An incredible online project that has mapped Charles Booth's highly detailed, hand-drawn maps of London in the late 1800s with the Google API, allowing you to compare them to the modern map quickly. Booth was a socialist who spent years walking around London and drawing out each neighbourhood into "poverty maps" that showed which streets showed signs of wealth or neglect, as well as logging policing activity in the area. It's an immensely intricate snapshot of the period and a very neat project.
A simple way to look at what [contain] provides is that we can give hints to the browser about the relationships of the various elements on the page.
The general idea is apply it to elements that are containers of other elements, especially those with some form of dynamic aspect to them.
An interesting viewpoint on the IndieWeb movement that gels with my worries about is this going anywhere? Is it all just a lot of work for nothing?
Like hobbyists with ham radios, it won't go away entirely (thank God), but… it'll only be populated by the kind of people who hang out on ham radios.
On another note, I'm not sure federation is the answer. It's better than a private, unprofitable centralized company for sure, but could we build truly decentralized systems?
I've become more than a little besotted with the islands of Tristan da Cunha, an incredibly remote British Territory about halfway between South Africa and Argentina. Whilst the main island of Tristan is interesting enough, with a small population and almost no outside contact (it's served by a single, defenceless "harbour" that makes it impossible to land for about 80% of the year), it's the even smaller sister islands that have captivated me, none more so than the wonderfully named Inaccessible Island, which is somehow even more impossible to reach.
Why? Beyond the obvious appeal of a culture so distant (and yet still, technically, governed by my own government, albeit with an almost complete level of autonomy), the islands are a wildlife haven for a number of highly endangered and endemic birds (as well as some unfortunately introduced, super-sized rats and mice that threaten the native wildlife with extinction). There's the Tristan Thrush and the Tristan Albatross, as well as the Gough Moorhen and Gough Bunting on the "nearby" (245 miles) Gough Island. Spectacled and Atlantic petrels use the islands as their only breeding grounds, as do countless other bird species including the critically endangered Northern Rockhopper Penguin. But above all others, it is the Impossible Rail that fascinates me, hence my desire to go to its namesake island.

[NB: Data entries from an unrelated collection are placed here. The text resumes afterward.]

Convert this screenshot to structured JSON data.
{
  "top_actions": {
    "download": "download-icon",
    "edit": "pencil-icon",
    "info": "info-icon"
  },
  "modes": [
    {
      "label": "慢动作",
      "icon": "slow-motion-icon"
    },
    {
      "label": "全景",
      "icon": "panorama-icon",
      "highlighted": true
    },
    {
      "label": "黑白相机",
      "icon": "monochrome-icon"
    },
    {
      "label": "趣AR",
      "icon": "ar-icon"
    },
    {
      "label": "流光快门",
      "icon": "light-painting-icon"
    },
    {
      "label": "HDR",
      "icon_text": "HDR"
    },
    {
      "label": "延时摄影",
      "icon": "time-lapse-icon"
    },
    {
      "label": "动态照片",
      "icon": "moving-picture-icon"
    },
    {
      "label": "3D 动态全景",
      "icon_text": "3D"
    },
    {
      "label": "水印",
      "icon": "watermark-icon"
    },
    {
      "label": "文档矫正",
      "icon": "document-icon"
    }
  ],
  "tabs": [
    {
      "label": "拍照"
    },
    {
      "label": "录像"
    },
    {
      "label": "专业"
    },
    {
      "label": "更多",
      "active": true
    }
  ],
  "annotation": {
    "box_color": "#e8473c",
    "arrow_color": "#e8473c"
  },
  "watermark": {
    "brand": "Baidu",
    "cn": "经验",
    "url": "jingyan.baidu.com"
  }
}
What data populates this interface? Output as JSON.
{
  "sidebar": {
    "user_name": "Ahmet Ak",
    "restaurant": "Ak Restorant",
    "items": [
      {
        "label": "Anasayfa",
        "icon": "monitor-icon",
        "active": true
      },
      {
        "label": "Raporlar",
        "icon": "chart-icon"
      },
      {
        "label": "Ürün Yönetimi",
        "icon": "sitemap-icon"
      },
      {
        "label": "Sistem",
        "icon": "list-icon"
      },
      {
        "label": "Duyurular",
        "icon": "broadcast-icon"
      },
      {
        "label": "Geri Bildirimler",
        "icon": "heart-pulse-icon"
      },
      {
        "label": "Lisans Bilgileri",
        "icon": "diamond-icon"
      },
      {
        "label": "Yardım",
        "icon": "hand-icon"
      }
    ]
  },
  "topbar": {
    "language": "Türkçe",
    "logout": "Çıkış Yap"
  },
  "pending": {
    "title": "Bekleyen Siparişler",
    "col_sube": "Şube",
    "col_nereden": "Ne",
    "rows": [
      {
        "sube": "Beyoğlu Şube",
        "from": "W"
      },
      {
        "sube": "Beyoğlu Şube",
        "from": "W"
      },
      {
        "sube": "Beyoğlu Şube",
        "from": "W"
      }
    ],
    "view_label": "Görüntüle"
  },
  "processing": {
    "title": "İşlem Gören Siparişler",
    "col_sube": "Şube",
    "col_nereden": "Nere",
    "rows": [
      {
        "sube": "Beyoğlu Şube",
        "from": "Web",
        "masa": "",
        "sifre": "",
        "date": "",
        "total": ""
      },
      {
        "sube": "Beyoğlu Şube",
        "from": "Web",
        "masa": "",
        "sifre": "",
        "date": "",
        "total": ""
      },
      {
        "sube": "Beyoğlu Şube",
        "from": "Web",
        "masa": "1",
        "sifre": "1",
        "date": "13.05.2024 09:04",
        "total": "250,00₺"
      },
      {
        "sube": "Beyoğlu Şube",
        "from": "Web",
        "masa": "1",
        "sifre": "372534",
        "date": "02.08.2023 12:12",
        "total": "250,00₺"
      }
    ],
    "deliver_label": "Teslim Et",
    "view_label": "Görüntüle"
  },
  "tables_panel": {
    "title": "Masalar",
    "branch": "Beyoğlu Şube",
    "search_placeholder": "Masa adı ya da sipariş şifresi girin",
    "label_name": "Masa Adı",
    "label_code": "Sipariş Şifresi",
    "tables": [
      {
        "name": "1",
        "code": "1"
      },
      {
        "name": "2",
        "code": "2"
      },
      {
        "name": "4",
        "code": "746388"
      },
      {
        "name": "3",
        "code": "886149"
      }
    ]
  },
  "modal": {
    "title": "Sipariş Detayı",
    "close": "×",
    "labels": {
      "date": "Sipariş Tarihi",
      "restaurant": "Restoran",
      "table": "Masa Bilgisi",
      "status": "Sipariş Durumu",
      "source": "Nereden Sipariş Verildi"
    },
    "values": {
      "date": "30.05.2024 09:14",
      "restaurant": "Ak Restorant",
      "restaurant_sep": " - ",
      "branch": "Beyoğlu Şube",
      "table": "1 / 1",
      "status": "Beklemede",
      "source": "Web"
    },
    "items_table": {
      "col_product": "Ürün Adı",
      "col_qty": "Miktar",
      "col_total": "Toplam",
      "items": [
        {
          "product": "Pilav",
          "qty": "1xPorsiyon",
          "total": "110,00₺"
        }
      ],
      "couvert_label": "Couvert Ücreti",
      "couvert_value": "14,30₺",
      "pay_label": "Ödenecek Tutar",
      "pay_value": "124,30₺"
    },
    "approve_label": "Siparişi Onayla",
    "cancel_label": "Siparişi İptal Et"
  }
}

The rail is a distant relative of South American rails and is the smallest flightless bird alive, filling the niche of rodents on the one island that they never reached. It doesn't appear to have ever existed on the other islands in the archipelago, instead evolving and thriving on Inaccessible alone, where it scurries around the undergrowth. I think it's brilliant.
It also used to have a distinct genus (genetic studies have since seen this subsumed) of Atlantisia, a tribute to the legend of Atlantis. Even cooler.
More than 700 web icons made entirely in CSS from a single
<div> (SVG versions are also present). Very useful and great style.
But if I were going to bet on a web technology, it’s HTML. Always bet on HTML.
In brief: HTML is resilient, feature-rich, hyper performant, and scalable.
Related tweet text from Zach Leatherman:
Which has a better First Meaningful Paint time?
- a raw 8.5MB HTML file with the full text of every single one of my 27,506 tweets
- a client rendered React site with exactly one tweet on it
(Spoiler: @____lighthouse reports 8.5MB of HTML wins by about 200ms)